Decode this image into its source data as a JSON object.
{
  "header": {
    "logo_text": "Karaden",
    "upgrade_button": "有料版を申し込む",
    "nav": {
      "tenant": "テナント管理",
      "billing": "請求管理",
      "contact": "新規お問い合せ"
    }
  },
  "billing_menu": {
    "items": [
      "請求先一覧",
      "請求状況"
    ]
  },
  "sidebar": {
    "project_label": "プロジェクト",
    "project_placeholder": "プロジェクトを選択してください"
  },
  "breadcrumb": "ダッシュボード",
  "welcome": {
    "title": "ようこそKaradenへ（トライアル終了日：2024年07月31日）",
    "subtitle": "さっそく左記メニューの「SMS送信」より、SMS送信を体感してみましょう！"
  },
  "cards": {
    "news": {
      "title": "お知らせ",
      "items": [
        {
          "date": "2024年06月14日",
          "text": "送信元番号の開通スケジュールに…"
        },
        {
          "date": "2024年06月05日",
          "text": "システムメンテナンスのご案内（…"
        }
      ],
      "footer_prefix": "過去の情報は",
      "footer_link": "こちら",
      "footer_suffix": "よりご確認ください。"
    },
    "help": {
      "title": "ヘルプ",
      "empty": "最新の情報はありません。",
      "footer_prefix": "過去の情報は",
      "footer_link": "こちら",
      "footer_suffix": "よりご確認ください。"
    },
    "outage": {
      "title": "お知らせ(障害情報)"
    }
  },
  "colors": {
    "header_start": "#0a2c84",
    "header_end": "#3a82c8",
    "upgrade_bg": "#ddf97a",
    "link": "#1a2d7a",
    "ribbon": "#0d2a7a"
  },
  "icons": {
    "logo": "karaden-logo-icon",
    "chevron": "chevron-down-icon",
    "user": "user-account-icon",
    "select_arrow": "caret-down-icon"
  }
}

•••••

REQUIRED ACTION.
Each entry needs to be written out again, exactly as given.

RESPONSE TO THIS EXERCISE.
Decode this image into its source data as a JSON object.
{
  "header": {
    "logo_text": "Karaden",
    "upgrade_button": "有料版を申し込む",
    "nav": {
      "tenant": "テナント管理",
      "billing": "請求管理",
      "contact": "新規お問い合せ"
    }
  },
  "billing_menu": {
    "items": [
      "請求先一覧",
      "請求状況"
    ]
  },
  "sidebar": {
    "project_label": "プロジェクト",
    "project_placeholder": "プロジェクトを選択してください"
  },
  "breadcrumb": "ダッシュボード",
  "welcome": {
    "title": "ようこそKaradenへ（トライアル終了日：2024年07月31日）",
    "subtitle": "さっそく左記メニューの「SMS送信」より、SMS送信を体感してみましょう！"
  },
  "cards": {
    "news": {
      "title": "お知らせ",
      "items": [
        {
          "date": "2024年06月14日",
          "text": "送信元番号の開通スケジュールに…"
        },
        {
          "date": "2024年06月05日",
          "text": "システムメンテナンスのご案内（…"
        }
      ],
      "footer_prefix": "過去の情報は",
      "footer_link": "こちら",
      "footer_suffix": "よりご確認ください。"
    },
    "help": {
      "title": "ヘルプ",
      "empty": "最新の情報はありません。",
      "footer_prefix": "過去の情報は",
      "footer_link": "こちら",
      "footer_suffix": "よりご確認ください。"
    },
    "outage": {
      "title": "お知らせ(障害情報)"
    }
  },
  "colors": {
    "header_start": "#0a2c84",
    "header_end": "#3a82c8",
    "upgrade_bg": "#ddf97a",
    "link": "#1a2d7a",
    "ribbon": "#0d2a7a"
  },
  "icons": {
    "logo": "karaden-logo-icon",
    "chevron": "chevron-down-icon",
    "user": "user-account-icon",
    "select_arrow": "caret-down-icon"
  }
}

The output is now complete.